(Dataset records begins)
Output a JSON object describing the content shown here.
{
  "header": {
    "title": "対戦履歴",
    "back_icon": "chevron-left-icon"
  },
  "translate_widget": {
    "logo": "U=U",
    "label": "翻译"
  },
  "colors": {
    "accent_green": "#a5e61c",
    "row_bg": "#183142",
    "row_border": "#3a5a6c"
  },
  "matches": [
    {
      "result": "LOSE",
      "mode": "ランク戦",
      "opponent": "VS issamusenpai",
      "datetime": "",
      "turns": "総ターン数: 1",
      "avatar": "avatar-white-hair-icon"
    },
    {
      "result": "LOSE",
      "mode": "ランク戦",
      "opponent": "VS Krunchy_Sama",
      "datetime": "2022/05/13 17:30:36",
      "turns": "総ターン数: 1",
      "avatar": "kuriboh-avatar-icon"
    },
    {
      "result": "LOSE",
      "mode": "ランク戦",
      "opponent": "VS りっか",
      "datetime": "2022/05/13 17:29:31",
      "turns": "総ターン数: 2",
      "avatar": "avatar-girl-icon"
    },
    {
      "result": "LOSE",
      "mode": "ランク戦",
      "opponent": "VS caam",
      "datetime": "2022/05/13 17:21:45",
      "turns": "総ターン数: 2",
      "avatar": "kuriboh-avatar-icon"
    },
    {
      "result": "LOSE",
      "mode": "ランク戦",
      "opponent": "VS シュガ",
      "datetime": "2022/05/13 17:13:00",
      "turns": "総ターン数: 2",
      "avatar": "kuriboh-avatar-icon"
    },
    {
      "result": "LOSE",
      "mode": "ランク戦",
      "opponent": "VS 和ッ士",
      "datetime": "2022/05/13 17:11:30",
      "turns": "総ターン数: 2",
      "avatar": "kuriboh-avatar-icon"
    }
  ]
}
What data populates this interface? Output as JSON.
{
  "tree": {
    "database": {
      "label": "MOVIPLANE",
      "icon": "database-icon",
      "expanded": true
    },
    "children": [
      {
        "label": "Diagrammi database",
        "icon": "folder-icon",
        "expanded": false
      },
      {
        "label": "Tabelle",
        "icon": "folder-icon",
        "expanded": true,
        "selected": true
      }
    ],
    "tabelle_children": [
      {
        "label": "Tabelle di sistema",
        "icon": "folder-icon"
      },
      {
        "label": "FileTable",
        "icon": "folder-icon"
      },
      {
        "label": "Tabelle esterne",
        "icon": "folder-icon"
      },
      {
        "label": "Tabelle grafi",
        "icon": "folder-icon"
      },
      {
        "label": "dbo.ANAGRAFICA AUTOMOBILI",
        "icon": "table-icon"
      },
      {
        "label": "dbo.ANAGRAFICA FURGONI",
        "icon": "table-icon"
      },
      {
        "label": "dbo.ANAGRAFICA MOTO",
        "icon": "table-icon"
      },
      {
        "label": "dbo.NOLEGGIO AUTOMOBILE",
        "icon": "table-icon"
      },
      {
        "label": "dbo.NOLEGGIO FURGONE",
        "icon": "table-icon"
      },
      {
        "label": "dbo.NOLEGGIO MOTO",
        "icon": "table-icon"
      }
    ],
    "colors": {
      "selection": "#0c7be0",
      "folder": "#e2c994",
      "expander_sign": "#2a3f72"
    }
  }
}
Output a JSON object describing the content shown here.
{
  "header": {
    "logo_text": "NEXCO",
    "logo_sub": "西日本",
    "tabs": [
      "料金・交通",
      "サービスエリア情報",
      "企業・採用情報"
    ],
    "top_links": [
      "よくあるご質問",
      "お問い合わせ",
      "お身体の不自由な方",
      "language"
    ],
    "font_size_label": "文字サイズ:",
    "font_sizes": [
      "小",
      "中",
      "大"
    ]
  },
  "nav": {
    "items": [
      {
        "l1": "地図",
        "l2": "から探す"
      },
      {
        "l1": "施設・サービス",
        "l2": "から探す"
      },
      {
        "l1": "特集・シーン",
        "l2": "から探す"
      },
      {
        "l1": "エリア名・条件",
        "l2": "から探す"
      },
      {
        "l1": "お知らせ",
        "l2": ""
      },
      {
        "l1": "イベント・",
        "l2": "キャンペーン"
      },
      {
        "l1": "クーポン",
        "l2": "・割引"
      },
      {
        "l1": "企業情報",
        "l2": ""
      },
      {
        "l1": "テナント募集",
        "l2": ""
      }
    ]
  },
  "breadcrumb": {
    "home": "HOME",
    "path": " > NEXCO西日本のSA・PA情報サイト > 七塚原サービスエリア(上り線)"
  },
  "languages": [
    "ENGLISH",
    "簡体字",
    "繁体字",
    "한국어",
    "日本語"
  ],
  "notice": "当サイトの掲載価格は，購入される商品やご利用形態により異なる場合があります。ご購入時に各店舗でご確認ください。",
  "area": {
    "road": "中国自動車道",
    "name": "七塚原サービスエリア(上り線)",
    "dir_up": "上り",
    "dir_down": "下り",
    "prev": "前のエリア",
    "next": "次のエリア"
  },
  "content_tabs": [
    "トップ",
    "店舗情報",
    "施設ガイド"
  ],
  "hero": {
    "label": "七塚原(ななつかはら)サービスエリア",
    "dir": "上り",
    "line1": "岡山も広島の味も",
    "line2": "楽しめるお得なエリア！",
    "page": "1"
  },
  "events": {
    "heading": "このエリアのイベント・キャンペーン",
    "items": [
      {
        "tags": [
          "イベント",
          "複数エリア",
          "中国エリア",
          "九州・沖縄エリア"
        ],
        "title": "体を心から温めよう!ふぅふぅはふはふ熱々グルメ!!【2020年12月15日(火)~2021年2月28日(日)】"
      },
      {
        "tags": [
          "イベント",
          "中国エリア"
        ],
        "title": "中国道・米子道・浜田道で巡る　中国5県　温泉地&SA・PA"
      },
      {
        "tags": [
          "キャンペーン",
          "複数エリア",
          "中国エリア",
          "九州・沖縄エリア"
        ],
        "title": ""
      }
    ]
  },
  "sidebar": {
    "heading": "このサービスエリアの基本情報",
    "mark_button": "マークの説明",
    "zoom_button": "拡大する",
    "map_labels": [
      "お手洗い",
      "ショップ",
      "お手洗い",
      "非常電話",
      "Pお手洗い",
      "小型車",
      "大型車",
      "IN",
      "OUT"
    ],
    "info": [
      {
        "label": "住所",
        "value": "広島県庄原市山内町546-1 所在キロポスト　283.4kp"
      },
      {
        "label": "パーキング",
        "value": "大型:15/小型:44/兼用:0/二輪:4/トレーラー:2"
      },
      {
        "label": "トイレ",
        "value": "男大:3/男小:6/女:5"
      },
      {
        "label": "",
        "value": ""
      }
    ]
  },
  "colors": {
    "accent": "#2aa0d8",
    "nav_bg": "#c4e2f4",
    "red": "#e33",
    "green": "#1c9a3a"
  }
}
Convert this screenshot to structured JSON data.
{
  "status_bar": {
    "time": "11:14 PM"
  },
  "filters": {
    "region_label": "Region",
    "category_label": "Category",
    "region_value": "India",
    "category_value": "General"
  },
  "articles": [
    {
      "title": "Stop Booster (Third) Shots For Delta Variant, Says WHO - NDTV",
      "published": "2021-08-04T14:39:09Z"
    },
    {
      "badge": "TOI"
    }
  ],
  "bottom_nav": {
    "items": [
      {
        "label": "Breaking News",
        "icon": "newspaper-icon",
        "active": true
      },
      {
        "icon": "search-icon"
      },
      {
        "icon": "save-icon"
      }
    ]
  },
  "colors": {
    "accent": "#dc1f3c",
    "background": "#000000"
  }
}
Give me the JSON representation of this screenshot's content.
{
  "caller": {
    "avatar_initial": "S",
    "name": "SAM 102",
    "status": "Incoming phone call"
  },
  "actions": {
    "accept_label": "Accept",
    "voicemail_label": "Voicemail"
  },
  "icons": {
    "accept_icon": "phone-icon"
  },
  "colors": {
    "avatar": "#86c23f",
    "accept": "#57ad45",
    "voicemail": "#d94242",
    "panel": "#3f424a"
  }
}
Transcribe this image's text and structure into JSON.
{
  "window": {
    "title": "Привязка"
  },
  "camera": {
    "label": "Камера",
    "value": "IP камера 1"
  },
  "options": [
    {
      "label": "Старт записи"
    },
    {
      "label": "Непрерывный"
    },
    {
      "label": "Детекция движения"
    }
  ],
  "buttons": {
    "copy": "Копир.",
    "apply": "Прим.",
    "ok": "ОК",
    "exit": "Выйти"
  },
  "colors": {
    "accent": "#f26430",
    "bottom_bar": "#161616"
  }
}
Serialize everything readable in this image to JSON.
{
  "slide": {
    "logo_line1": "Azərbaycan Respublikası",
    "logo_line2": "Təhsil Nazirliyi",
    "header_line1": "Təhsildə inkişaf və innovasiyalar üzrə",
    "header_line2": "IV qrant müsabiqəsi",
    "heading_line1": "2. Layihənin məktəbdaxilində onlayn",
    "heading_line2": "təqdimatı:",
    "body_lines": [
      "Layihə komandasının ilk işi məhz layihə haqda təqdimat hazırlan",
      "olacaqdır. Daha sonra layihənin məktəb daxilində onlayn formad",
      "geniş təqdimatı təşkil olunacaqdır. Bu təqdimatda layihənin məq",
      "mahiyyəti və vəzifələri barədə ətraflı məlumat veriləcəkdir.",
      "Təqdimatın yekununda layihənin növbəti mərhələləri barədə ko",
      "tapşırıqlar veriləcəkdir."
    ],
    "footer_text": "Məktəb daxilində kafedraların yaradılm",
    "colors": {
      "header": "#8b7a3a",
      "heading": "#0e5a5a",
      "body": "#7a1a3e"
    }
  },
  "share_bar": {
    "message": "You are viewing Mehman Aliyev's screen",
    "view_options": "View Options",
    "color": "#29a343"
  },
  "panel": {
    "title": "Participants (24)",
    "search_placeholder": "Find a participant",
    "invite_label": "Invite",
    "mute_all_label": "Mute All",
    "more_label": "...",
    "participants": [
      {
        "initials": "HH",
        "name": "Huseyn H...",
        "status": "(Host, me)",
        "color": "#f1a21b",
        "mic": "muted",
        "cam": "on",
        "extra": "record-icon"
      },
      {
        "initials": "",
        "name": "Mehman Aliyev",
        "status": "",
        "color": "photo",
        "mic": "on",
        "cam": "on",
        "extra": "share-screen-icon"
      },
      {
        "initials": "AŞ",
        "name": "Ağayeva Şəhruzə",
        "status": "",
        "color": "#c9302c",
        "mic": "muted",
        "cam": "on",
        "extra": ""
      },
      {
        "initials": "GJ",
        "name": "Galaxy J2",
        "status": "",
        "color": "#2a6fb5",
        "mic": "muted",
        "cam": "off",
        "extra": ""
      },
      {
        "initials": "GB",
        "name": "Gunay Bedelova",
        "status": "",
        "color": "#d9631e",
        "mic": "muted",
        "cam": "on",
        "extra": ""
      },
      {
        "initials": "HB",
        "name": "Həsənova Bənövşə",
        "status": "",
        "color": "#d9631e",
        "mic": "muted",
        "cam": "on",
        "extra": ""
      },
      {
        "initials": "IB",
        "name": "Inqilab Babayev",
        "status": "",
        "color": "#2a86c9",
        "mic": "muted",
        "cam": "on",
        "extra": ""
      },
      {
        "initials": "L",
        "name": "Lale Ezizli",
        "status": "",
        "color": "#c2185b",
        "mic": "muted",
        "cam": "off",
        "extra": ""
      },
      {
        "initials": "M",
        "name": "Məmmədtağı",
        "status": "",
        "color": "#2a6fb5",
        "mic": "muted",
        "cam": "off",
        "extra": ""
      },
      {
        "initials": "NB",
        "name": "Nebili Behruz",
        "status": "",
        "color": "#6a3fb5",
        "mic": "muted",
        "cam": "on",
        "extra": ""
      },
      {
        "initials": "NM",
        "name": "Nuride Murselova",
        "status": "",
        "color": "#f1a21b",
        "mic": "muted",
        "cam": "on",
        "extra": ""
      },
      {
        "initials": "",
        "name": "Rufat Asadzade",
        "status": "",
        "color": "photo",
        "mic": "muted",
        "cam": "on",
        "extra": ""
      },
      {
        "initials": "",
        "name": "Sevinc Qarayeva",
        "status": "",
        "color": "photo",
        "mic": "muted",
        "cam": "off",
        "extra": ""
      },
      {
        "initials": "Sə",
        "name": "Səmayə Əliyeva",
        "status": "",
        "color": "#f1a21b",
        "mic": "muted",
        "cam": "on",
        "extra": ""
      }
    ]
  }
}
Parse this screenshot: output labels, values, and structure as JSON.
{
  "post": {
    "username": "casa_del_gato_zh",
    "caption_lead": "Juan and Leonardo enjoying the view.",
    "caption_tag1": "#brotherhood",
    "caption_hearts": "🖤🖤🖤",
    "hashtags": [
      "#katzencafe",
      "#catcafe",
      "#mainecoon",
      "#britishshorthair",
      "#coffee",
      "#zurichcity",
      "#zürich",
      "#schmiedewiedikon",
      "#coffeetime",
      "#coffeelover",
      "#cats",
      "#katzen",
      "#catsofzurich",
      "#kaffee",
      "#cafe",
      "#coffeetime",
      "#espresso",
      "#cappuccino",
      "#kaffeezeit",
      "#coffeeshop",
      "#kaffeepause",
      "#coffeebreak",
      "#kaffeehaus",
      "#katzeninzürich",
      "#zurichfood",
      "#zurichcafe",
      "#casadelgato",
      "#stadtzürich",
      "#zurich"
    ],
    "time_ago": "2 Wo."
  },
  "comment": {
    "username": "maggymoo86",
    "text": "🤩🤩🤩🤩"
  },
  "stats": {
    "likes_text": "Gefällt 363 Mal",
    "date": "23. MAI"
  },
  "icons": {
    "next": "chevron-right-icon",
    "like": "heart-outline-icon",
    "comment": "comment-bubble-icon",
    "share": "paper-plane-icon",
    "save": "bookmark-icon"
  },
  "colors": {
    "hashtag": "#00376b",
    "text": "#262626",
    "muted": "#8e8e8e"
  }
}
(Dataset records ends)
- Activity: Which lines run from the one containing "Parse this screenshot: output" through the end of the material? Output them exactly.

- Response to this exercise:
Parse this screenshot: output labels, values, and structure as JSON.
{
  "post": {
    "username": "casa_del_gato_zh",
    "caption_lead": "Juan and Leonardo enjoying the view.",
    "caption_tag1": "#brotherhood",
    "caption_hearts": "🖤🖤🖤",
    "hashtags": [
      "#katzencafe",
      "#catcafe",
      "#mainecoon",
      "#britishshorthair",
      "#coffee",
      "#zurichcity",
      "#zürich",
      "#schmiedewiedikon",
      "#coffeetime",
      "#coffeelover",
      "#cats",
      "#katzen",
      "#catsofzurich",
      "#kaffee",
      "#cafe",
      "#coffeetime",
      "#espresso",
      "#cappuccino",
      "#kaffeezeit",
      "#coffeeshop",
      "#kaffeepause",
      "#coffeebreak",
      "#kaffeehaus",
      "#katzeninzürich",
      "#zurichfood",
      "#zurichcafe",
      "#casadelgato",
      "#stadtzürich",
      "#zurich"
    ],
    "time_ago": "2 Wo."
  },
  "comment": {
    "username": "maggymoo86",
    "text": "🤩🤩🤩🤩"
  },
  "stats": {
    "likes_text": "Gefällt 363 Mal",
    "date": "23. MAI"
  },
  "icons": {
    "next": "chevron-right-icon",
    "like": "heart-outline-icon",
    "comment": "comment-bubble-icon",
    "share": "paper-plane-icon",
    "save": "bookmark-icon"
  },
  "colors": {
    "hashtag": "#00376b",
    "text": "#262626",
    "muted": "#8e8e8e"
  }
}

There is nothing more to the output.